they grieve and how they remember. It was also a play about love and
relationships, finding inspiration in unexpected places and also about science,
genetics and the story of Henrietta Lacks' cells.
Lacks' story and the issue of consent have become hot topics
once again after researchers published the full genome sequence of HeLa cells
last year. This prompted negotiations with the Lacks family who now have
some control (see BioNews 717) over how the information is used. Henrietta
herself was never aware that her cells had been taken, as asking for consent
was not considered necessary in the 1950s.
How to be Immortal laid out three
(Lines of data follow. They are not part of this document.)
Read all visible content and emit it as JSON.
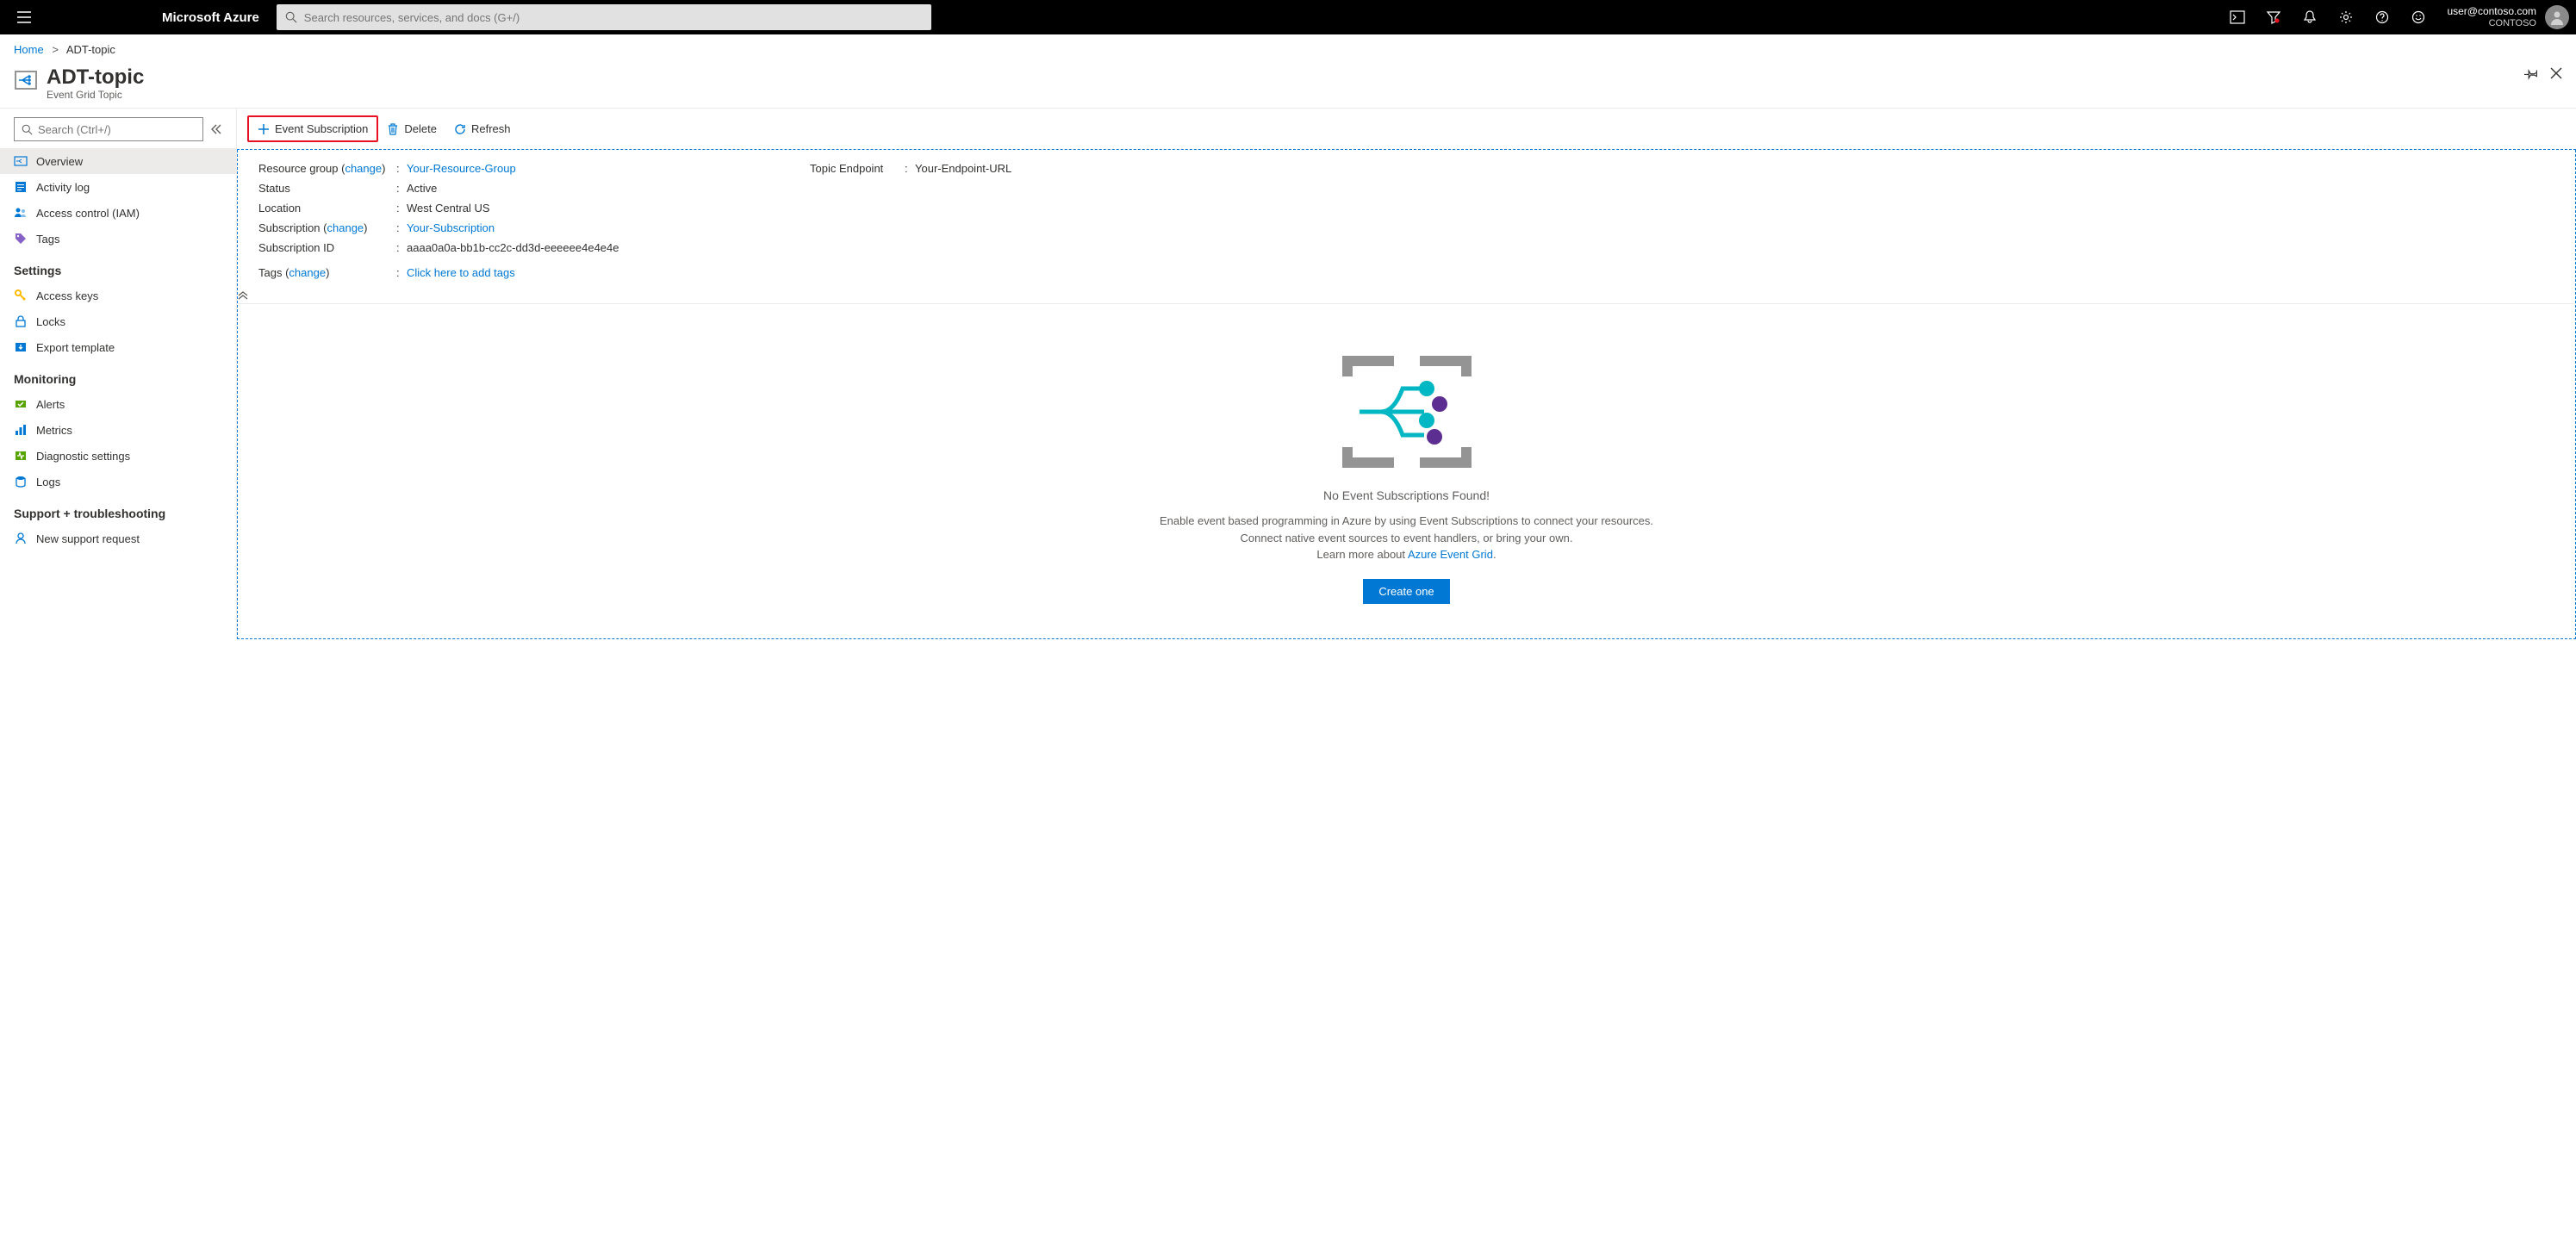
{
  "topbar": {
    "brand": "Microsoft Azure",
    "search_placeholder": "Search resources, services, and docs (G+/)",
    "user_email": "user@contoso.com",
    "user_tenant": "CONTOSO"
  },
  "breadcrumb": {
    "home": "Home",
    "current": "ADT-topic"
  },
  "header": {
    "title": "ADT-topic",
    "subtitle": "Event Grid Topic"
  },
  "sidebar": {
    "search_placeholder": "Search (Ctrl+/)",
    "items_top": [
      {
        "label": "Overview"
      },
      {
        "label": "Activity log"
      },
      {
        "label": "Access control (IAM)"
      },
      {
        "label": "Tags"
      }
    ],
    "group_settings": "Settings",
    "items_settings": [
      {
        "label": "Access keys"
      },
      {
        "label": "Locks"
      },
      {
        "label": "Export template"
      }
    ],
    "group_monitoring": "Monitoring",
    "items_monitoring": [
      {
        "label": "Alerts"
      },
      {
        "label": "Metrics"
      },
      {
        "label": "Diagnostic settings"
      },
      {
        "label": "Logs"
      }
    ],
    "group_support": "Support + troubleshooting",
    "items_support": [
      {
        "label": "New support request"
      }
    ]
  },
  "toolbar": {
    "event_sub": "Event Subscription",
    "delete": "Delete",
    "refresh": "Refresh"
  },
  "essentials": {
    "rg_label": "Resource group",
    "change": "change",
    "rg_value": "Your-Resource-Group",
    "status_label": "Status",
    "status_value": "Active",
    "location_label": "Location",
    "location_value": "West Central US",
    "sub_label": "Subscription",
    "sub_value": "Your-Subscription",
    "subid_label": "Subscription ID",
    "subid_value": "aaaa0a0a-bb1b-cc2c-dd3d-eeeeee4e4e4e",
    "tags_label": "Tags",
    "tags_value": "Click here to add tags",
    "endpoint_label": "Topic Endpoint",
    "endpoint_value": "Your-Endpoint-URL"
  },
  "empty": {
    "title": "No Event Subscriptions Found!",
    "desc1": "Enable event based programming in Azure by using Event Subscriptions to connect your resources.",
    "desc2": "Connect native event sources to event handlers, or bring your own.",
    "learn": "Learn more about ",
    "learn_link": "Azure Event Grid",
    "button": "Create one"
  }
}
intertwined storylines set in three different time periods. We learned of
Deborah Lacks, Henrietta Lacks' youngest daughter as she comes to learn about
her mother's life and her legacy, HeLa cells. Much of this involves the
researcher Dr Christoph Lengauer, who was one of the first scientists to
approach the Lacks family to discuss the cells' significance.
We also see an interpretation of
how Dr George Gey and his team of researchers managed to first create the
immortalised HeLa cells. Dr Gey is played for laughs somewhat, as an
egotistical geek who being so wrapped up in the science fails to acknowledge
the cells' human provenance.
Although not directly related to HeLa, perhaps the most
engaging story is of grief-stricken Rosa, who has lost her partner Mick to
cancer. With Rosa's consent, his cells are used in a research project. Flashbacks
show us how the relationship between Rosa and Mick grew before his death. Their
love is often brilliantly brought out with music and it is ultimately a
composition that takes Mick's DNA sequence as inspiration that enables Rosa to
come to terms with her loss.
The narrative is punctuated with explanations of the science
involved. This occasionally jarred a little with the other scenes, but was
preferable to shoehorning complex scientific concepts into the main section of
The play is wonderfully acted by just three actors who seamlessly
switch characters (and accents and costumes). The set is simple but ingenious and the many switches in time and place transition smoothly. Clever use of
lighting instantly transformed a bathroom to a TV set to a laboratory.
But as the story is not told chronologically, I did feel
that in places it was occasionally hard to immediately identify the time period
of each scene. There were also a few moments when the scientific explanations lurched
into hyperbole and cliché.
These are minor quibbles, however, and despite all the talk of death
and loss, the play is not a depressing affair. The humour, music, and warm
portrayals of the characters make it a touching and moving story.
I thoroughly enjoyed the performance and felt that it examined
ethical consent in science and the sometimes strained relationship between
researchers and the public skilfully.
Henrietta Lacks now resides on the fringes of public
consciousness. It can no longer be said that her contribution to science is overlooked;
she is now more famous than many, if not all, of the illustrious scientists who
have worked on her cells. Maybe to compensate for the Lacks family's poor treatment
over the years we are now overly keen to celebrate her role in research. It's almost
as if Lacks was herself a scientist who went unjustly uncredited for her
How to be immortal? It seems it's all about being